Maria’s private dwelling, listed as a 2nd class house, was built on her own holding. The walls were brick, stone or concrete, the roof was slate, iron or tiles; it had 3 windows in front and 3 rooms were occupied.
There were 6 out-offices on the holding; a stable, a cow house, a piggery, a fowl house, a barn and a shed.
Maria Walsh signed the census form which was collected on 3rd April. The Enumerator was J. M. Mulligan, Constable.
John Dolan, his wife Ann, their 5 children and his cousin, Maria Walsh, were residents of house 2. John was a 57 year old farmer who was born in King’s County. Ann was 51 and the cousin, Maria was 28 years. The older daughter, Mary was 26, Patrick was 25, next was Michael who was 24, Annie was 22 and the younger girl, Elly, was 19. Maria, Mary and Annie were listed as farmer’s daughters and Elly was a seamstress. Patrick and Michael were described as farmer’s sons. All the family, were Roman Catholic, born in Co. Galway (except John) and could read and write. At this point all the young people were not married.
John’s house had a thatch or wood roof, walls of stone, brick or concrete, 3 front windows and 3 rooms occupied by the family. It was built on John’s holding and listed as 2nd class.
The out-offices on the holding were a shed, a barn, a piggery, a cow house and a stable.
The census form, which was collected on 3rd April, was signed by John Dolan. The Enumerator was J. M. Mulligan, Constable.
The 1911 census recorded the same information but gave Maria Walsh as the landholder and head of family. There were five persons in the Dolan family and six in the Walsh family in 1911.
John Dolan and his wife, Anne, were married for 41 years, and had 6 children, 5 of whom were living. John was now 73 and Anne was 71 years. The 3 children in the house were: Patt (sic) aged 39, Mike who was 34 and 31 year old Ellen. The men were listed as farmers. All family members could read and write, were born in Co. Galway (see 1901 census) and were Roman Catholic.
Dolan’s house, described as 2nd class, was built on John’s holding. Five rooms were occupied by the family; there were 3 windows in front, the walls were of stone, brick or concrete and the roof was thatch or wood.
Nine out-offices were listed: 1 barn, 1 fowl house, 1 piggery, 1 calf house, 1 coach house, 2 cow houses and 2 stables.
The census form, signed by John Dolan, was collected on 4th April. The Enumerator was J. M. Mullooly, Constable.
Maria Walsh, according to the 1911 census, was an 80 year old farmer’s wife and widow. Her 2 sons, her daughter, a servant and a boarder lived with her. John, aged 43, was single and a rate collector; Patt (sic) was 30, single and described as a farmer’s son; Kate, 25 and single was a farmer’s daughter. Thomas Hasset, the farm servant was 62 and the male boarder named William Brien, was 17 and a rate collector’s assistant. All the residents were born in Co. Galway and were members of the Catholic Church. Maria spoke Irish and English while the others spoke English. Thomas and William could read; Maria and the sons and daughter could read and write.

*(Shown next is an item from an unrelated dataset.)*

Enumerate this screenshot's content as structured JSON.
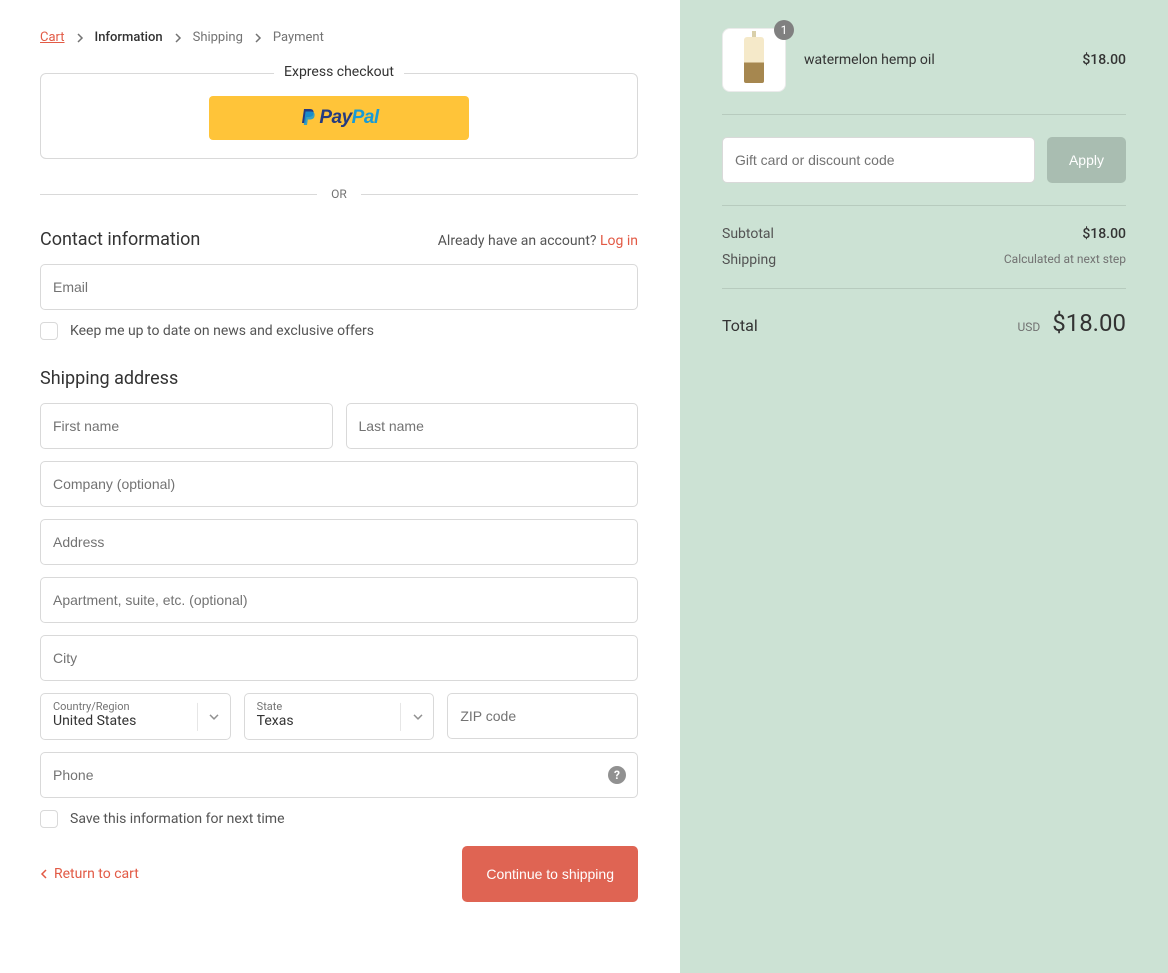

Four rooms in Maria’s house were occupied by the family. It was a 2nd class house built on Maria’s holding; it had 3 front windows, a thatch or wood roof and stone, brick or concrete walls.
The 9 out-offices on the holding included 2 stables, 1 coach house, 2 cow houses, 1 calf house, 1 piggery, 1 fowl house and 1 barn.
Maria Walsh, as head of family, signed the census form which was collected on 4th April. J. M. Mullooly, Constable, was the Enumerator.